Self-Assessment Questions (SAQs) for Study Session 3
Now that you have completed this study session, you can assess how well you have achieved its Learning Outcomes by answering the questions below. Write your answers in your Study Diary and discuss them with your Tutor at the next Study Support Meeting. You can check your answers with the Notes on the Self-Assessment Questions at the end of this Module.
SAQ 3.1 (tests Learning Outcomes 3.1, 3.2 and 3.5)
You are talking to one of your co-health workers about the complications that can occur in the course of the puerperium. She has only just started her health worker training and is curious about the following terms and what their key symptoms are. What might you say to her about each of the following?
- a.Late postpartum haemorrhage.
- b.Puerperal sepsis and fever.
- d.Postpartum hypertension.
- e.Postpartum depression.
- a.Late postpartum haemorrhage (PPH) is heavy vaginal bleeding during the first week and up to six weeks after delivery. PPH can be life threatening and must be referred immediately. Most common causes include infection (endometritis) of the inner wall of the uterus, failure of the uterus to contract properly, sloughing (peeling away) of the placental bed, or bits of the placenta remaining in the uterus. A less common cause is molar pregnancy.
- b.Puerperal sepsis is a widespread bacterial infection of the reproductive tract following childbirth. It can mostly be prevented by good hygiene during delivery. Fever indicates the possibility of sepsis, but it could also be due to urinary tract infection or infected wounds, HIV, malaria, typhoid, tetanus, meningitis, pneumonia, etc.

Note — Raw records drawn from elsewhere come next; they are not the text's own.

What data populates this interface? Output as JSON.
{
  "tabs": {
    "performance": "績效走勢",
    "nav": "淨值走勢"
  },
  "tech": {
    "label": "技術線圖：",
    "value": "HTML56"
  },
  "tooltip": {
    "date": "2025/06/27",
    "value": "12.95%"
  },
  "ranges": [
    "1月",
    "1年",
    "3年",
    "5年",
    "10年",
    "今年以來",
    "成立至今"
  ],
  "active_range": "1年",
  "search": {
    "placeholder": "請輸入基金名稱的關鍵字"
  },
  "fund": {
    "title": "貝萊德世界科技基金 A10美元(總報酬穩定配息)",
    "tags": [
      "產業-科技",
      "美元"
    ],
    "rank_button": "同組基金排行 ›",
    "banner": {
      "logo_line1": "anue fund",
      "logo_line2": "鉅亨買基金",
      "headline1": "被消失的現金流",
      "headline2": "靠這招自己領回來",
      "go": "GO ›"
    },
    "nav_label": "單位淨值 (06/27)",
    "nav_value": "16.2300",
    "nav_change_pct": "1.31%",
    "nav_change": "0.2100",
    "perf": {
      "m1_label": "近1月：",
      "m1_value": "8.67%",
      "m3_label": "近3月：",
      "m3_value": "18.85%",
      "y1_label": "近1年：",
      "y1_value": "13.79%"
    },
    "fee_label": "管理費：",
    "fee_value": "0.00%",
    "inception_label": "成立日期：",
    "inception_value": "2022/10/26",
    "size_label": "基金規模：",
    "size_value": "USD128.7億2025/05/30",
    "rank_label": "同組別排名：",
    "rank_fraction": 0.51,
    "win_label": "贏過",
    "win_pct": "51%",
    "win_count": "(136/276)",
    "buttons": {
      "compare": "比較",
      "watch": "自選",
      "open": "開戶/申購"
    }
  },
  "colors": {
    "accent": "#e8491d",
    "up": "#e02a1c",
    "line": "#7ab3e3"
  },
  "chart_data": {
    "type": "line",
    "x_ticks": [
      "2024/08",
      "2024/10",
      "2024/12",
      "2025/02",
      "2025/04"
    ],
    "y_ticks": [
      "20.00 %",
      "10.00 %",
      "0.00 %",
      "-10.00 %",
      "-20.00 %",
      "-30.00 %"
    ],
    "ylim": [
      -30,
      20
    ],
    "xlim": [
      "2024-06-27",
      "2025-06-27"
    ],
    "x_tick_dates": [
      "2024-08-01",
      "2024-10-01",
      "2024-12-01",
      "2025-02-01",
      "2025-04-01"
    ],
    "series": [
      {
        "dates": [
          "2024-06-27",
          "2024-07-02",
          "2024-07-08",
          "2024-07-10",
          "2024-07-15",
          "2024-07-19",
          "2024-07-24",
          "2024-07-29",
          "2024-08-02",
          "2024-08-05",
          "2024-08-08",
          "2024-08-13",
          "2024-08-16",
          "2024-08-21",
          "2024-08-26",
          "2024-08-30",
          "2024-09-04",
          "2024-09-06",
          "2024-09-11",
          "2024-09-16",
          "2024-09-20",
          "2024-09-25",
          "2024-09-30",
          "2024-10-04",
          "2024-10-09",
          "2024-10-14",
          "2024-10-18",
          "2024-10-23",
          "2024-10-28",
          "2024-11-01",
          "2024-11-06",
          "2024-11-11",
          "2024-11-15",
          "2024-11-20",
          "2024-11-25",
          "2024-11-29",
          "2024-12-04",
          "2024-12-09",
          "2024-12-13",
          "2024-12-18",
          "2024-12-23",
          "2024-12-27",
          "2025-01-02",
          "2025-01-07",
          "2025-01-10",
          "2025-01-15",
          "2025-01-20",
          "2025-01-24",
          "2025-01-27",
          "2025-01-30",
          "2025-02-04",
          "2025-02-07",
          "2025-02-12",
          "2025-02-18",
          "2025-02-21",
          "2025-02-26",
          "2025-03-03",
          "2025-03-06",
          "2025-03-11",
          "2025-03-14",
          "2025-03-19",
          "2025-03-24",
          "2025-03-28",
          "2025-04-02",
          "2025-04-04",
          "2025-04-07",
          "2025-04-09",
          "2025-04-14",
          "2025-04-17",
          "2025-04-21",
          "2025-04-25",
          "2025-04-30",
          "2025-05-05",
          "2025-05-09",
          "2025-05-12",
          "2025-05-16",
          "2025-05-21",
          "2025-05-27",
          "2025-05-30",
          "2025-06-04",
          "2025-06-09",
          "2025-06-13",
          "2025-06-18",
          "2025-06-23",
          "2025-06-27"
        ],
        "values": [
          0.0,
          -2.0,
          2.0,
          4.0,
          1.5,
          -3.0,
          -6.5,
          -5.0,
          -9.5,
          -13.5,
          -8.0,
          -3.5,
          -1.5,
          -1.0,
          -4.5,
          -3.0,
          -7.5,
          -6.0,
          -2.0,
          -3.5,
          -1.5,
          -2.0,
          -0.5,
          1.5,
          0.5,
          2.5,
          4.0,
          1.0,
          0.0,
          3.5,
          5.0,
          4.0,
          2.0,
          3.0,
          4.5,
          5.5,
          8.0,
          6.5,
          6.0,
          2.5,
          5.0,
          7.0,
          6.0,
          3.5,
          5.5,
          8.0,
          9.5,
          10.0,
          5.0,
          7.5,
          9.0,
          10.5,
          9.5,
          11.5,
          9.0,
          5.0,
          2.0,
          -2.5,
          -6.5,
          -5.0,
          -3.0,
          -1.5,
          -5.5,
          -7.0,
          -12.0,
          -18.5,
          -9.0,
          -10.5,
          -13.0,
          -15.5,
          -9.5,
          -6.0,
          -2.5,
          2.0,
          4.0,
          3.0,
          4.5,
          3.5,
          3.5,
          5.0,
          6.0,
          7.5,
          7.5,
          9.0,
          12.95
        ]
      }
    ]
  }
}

- c.A hot red painful breast indicates mastitis, an inflammation of the breast due to bacterial infection. Women lactating are at a higher risk of puerperal mastitis if the baby does not suckle well and the breast is not emptied of milk. An abscess is another risk from breast infection, when pus collects in the infected tissue.

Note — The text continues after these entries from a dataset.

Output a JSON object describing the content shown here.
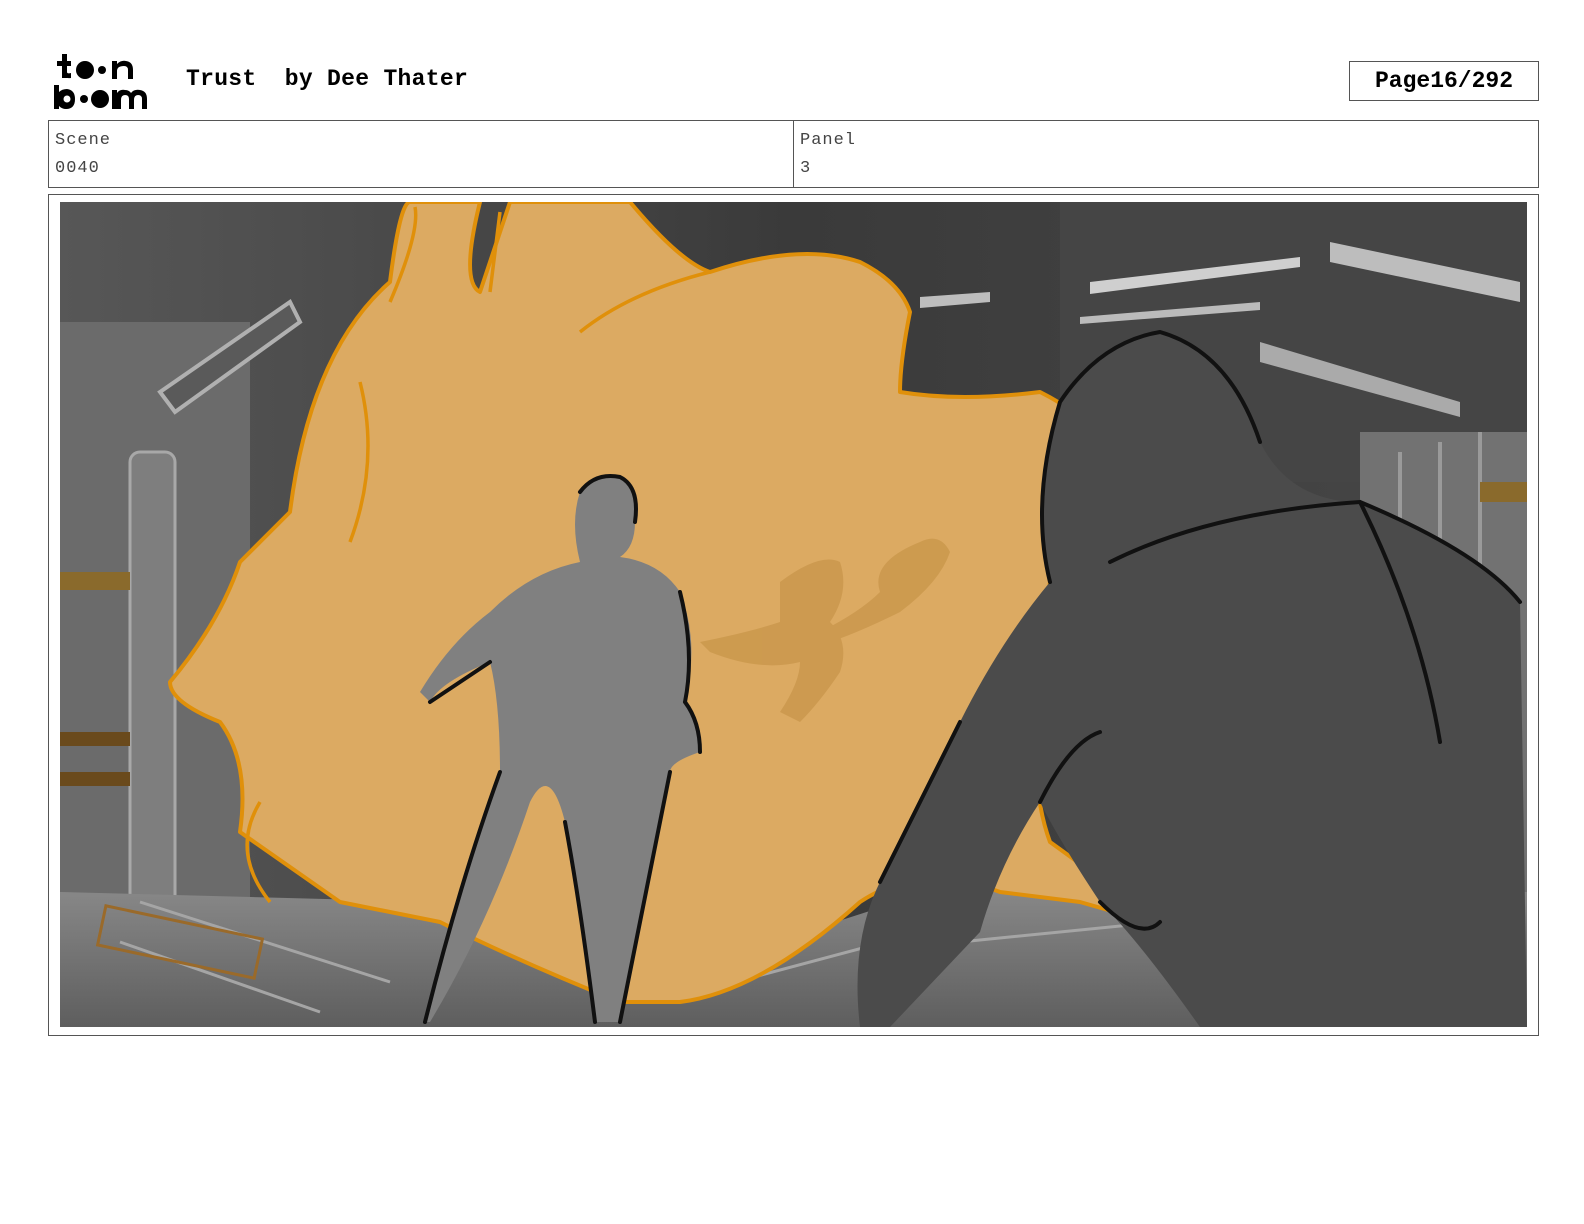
{
  "header": {
    "logo_text": "toonboom",
    "title": "Trust",
    "author": "by Dee Thater",
    "page_label": "Page",
    "page_number": "16/292"
  },
  "info": {
    "scene_label": "Scene",
    "scene_value": "0040",
    "panel_label": "Panel",
    "panel_value": "3"
  },
  "panel_image": {
    "description_icon": "storyboard-sketch",
    "colors": {
      "background_dark": "#3c3c3c",
      "wall_gray": "#7a7a7a",
      "orange_fill": "#dcaa62",
      "orange_line": "#e0900a",
      "figure_light": "#808080",
      "figure_dark": "#4a4a4a"
    }
  }
}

- d.Postpartum hypertension is excessively high blood pressure in the postnatal period. Key symptoms are severe headache, convulsions (eclampsia), swelling, severe abdominal pain, and protein in the urine. It is life-threatening and must be referred immediately.

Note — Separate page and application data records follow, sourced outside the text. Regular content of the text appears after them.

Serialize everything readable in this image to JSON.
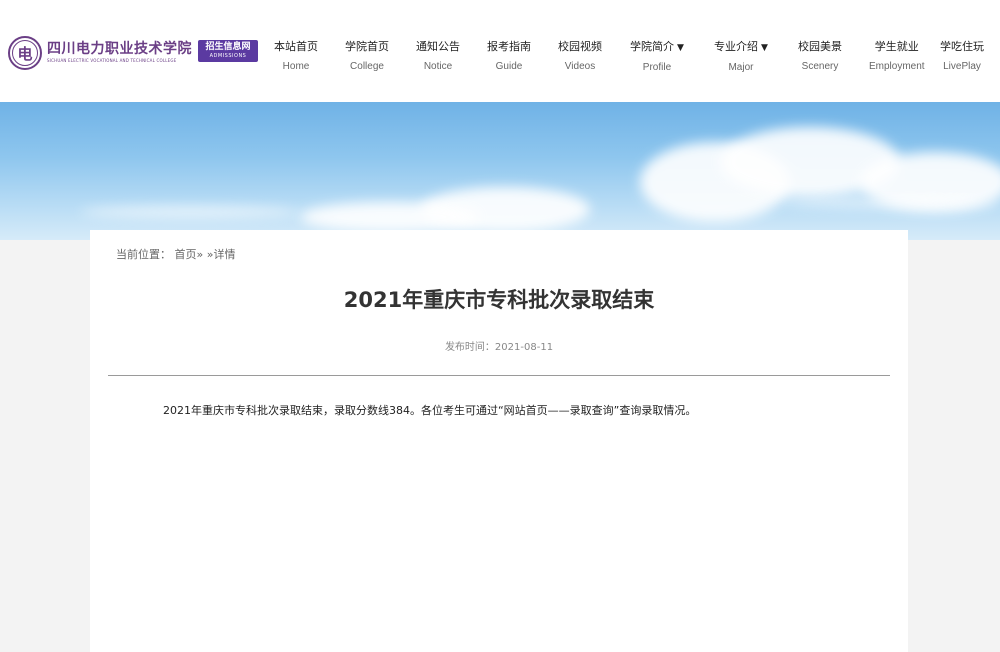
{
  "logo": {
    "seal_char": "电",
    "name_cn": "四川电力职业技术学院",
    "name_en": "SICHUAN ELECTRIC VOCATIONAL AND TECHNICAL COLLEGE",
    "badge_cn": "招生信息网",
    "badge_en": "ADMISSIONS",
    "brand_color": "#6b3f86",
    "badge_color": "#5b3aa1"
  },
  "nav": {
    "items": [
      {
        "cn": "本站首页",
        "en": "Home"
      },
      {
        "cn": "学院首页",
        "en": "College"
      },
      {
        "cn": "通知公告",
        "en": "Notice"
      },
      {
        "cn": "报考指南",
        "en": "Guide"
      },
      {
        "cn": "校园视频",
        "en": "Videos"
      },
      {
        "cn": "学院简介",
        "en": "Profile",
        "dropdown": true
      },
      {
        "cn": "专业介绍",
        "en": "Major",
        "dropdown": true
      },
      {
        "cn": "校园美景",
        "en": "Scenery"
      },
      {
        "cn": "学生就业",
        "en": "Employment"
      },
      {
        "cn": "学吃住玩",
        "en": "LivePlay"
      }
    ],
    "caret": "▼"
  },
  "breadcrumb": {
    "prefix": "当前位置：",
    "home": "首页»",
    "current": "»详情"
  },
  "article": {
    "title": "2021年重庆市专科批次录取结束",
    "published": "发布时间：2021-08-11",
    "body": "2021年重庆市专科批次录取结束，录取分数线384。各位考生可通过“网站首页——录取查询”查询录取情况。"
  }
}
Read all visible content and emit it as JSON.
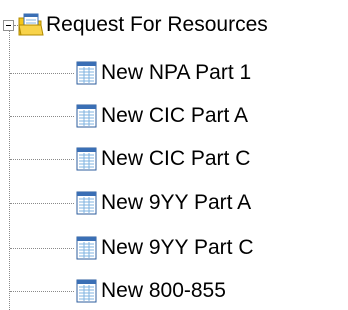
{
  "tree": {
    "root": {
      "label": "Request For Resources",
      "expanded": true,
      "icon": "folder-document-icon"
    },
    "items": [
      {
        "label": "New NPA Part 1",
        "icon": "form-document-icon"
      },
      {
        "label": "New CIC Part A",
        "icon": "form-document-icon"
      },
      {
        "label": "New CIC Part C",
        "icon": "form-document-icon"
      },
      {
        "label": "New 9YY Part A",
        "icon": "form-document-icon"
      },
      {
        "label": "New 9YY Part C",
        "icon": "form-document-icon"
      },
      {
        "label": "New 800-855",
        "icon": "form-document-icon"
      }
    ]
  },
  "colors": {
    "folder": "#f5c518",
    "document_header": "#3a6fb5",
    "document_grid": "#7fb3e0",
    "tree_lines": "#8a8a8a"
  }
}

- e.Postpartum depression is more serious than postpartum blues. The ‘blues’ are a mild sense of sadness, anxiety or confusion that many women experience after giving birth and which normally passes. Women with postpartum depression (persistent sadness and low mood with little motivation) should be referred.
SAQ 3.2 (tests Learning Outcome 3.3)
Complete the empty boxes in Table 3.1, referring to complications in the puerperium.
Table 3.1 Common complications in the puerperium.
|Vaginal bleeding on postpartum day seven||Uterus at the level mid-way between umbilicus and pelvis|
|Urinary traction infection (UTI)||Encourage fluid intake by mouth and refer|
|Pain over the breast and fever||Breast painful to touch, hot and red|
|Pain in the perineum||Torn perineum with yellowish discharge, painful to touch|
The completed Table 3.1 will look as follows:
Table 3.1 Common complications in the puerperium.
|Vaginal bleeding on postpartum day seven||Uterus at the level mid-way between umbilicus and pelvis||Endometritis||Start an IV infusion and refer|
|Urinary frequency and urgency||Pain in the pelvis overlying the bladder||Urinary tract infection (UTI)||Encourage fluid intake by mouth and refer|
|Pain over the breast and fever||Breast painful to touch, hot and red||Mastitis, possibly breast abscess||Give a pain killer and refer|
|Pain in the perineum||Torn perineum with yellowish discharge, painful to touch||Infected wound||Salt bath, warm compresses, paracetamol for pain relief and possibly refer for antibiotics|
SAQ 3.3 (tests Learning Outcome 3.4)
You are visiting a mother called Lakesh who had her baby seven days ago. The last time you saw her she was lying in bed. This time she gets up to greet you and you notice that she is limping. You ask her if she has hurt herself. She mentions a sudden ache in one of her legs. What would you suspect and what would you do about it?
You should immediately remember that the risk of deep vein thrombosis (DVT) is higher if the postnatal woman spends most of her time in bed, as Lakesh has been doing. You would quickly check if any or all of the clinical features of DVT as set out in Box 3.2 also applied. If the signs lead you to suspect that Lakesh has a DVT, you would refer her to a higher-level health facility as quickly as possible.
SAQ 3.4 (tests Learning Outcome 3.5)
Another mother called Almaz is in the first postpartum week; she feels persistently guilty and negative towards herself, cries easily and feels tired and agitated. What might she be suffering from? What other symptoms would you ask her about, to confirm your diagnosis?
The likely diagnosis for Almaz’s condition is postpartum depression. To check your diagnosis, you would ask her about the following symptoms:
- Decreased interest or pleasure
- Disturbed sleep, sleeping too much or sleeping too little
- Diminished ability to think or concentrate
- Marked loss of appetite.
Summary of Study Session 3